Cacti (2010), created for NDT2, brought him to world attention and remains his best known and most performed work. Now Ekman’s ballets feature in the repertoire of over 45 companies across the globe, from the grandest of opera houses to the most innovative of contemporary theatres. Ekman’s talents go beyond choreography. He often collaborates in the design elements and has proved himself a talented film director. His credits include the dance film 40 Meters Under (Cullberg Ballet, 2009), he features as choreographer and performer in Ingmar Bergman through the Choreographer’s Eye (2016), and he designed video projections for Mats Ek's play Håll Plats, (2009).


Ekman is the recipient of the prestigious German Faust Award, (COW, 2016) and The Swedish Media Award: Inventor of the Year (Midsummer Night's Dream (2015). He has received nominations for the Dutch Zwaan Award 2012 and the London Olivier Awards, 2013 both for Cacti. His mercurial temperament and fertile imagination thrive on creation and innovation. His major collaborations make extravagant use of theatrical devices to create surreal worlds, and central to his work is the desire to delight an audience and hold its attention.





 Alexander Ekman, Photo portrait © Peter Greig

A Swan Lake, by Alexander Ekman, Norwegian National Ballet, Photo © Erik Berg

A Swan Lake, by Alexander Ekman, Norwegian National Ballet, Photo © Erik Berg

Cacti, by Alexander Ekman, Sydney Dance Company, Photo © Peter Greig

Midsummer Night’s Dream, by Alexander Ekman, Royal Swedish Ballet, Photo © Hans Nilsson

Midsummer Night’s Dream, by Alexander Ekman, Royal Swedish Ballet, Photo © Hans Nilsson

Midsummer Night’s Dream, by Alexander Ekman, Royal Swedish Ballet, Photo © Hans Nilsson

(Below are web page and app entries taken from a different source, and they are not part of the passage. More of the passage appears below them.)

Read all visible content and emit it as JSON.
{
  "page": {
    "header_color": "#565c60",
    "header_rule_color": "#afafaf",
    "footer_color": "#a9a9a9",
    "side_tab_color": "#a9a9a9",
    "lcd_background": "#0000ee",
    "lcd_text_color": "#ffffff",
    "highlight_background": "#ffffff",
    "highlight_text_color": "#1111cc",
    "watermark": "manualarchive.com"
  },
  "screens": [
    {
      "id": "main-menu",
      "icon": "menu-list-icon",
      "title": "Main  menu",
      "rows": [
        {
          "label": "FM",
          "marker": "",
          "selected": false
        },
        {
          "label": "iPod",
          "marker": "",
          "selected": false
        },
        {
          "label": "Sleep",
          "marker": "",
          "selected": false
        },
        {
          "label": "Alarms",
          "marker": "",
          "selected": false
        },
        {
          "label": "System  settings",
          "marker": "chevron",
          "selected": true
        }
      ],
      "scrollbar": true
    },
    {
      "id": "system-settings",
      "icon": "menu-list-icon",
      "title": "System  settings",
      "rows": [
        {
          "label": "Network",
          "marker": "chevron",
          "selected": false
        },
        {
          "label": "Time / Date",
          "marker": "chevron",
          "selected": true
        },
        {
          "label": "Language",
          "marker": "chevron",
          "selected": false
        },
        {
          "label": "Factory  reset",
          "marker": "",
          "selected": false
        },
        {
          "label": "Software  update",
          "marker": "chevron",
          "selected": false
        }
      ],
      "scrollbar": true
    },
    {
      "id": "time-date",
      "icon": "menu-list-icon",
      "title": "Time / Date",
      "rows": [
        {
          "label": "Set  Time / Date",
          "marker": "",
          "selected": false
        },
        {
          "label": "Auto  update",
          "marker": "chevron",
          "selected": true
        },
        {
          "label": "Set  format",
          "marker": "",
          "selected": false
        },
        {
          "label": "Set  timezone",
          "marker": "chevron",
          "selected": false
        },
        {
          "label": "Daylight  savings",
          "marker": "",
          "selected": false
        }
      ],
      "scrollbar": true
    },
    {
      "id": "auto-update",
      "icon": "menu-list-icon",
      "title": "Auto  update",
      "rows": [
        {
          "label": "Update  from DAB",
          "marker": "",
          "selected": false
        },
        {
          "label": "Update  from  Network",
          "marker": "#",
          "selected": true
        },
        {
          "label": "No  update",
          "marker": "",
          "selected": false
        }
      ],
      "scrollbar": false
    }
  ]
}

Interviewer: Maggie Foyer

Editor in Chief: Camilla Acquista

Dance ICONS, Inc, All Right Reserved © December 2021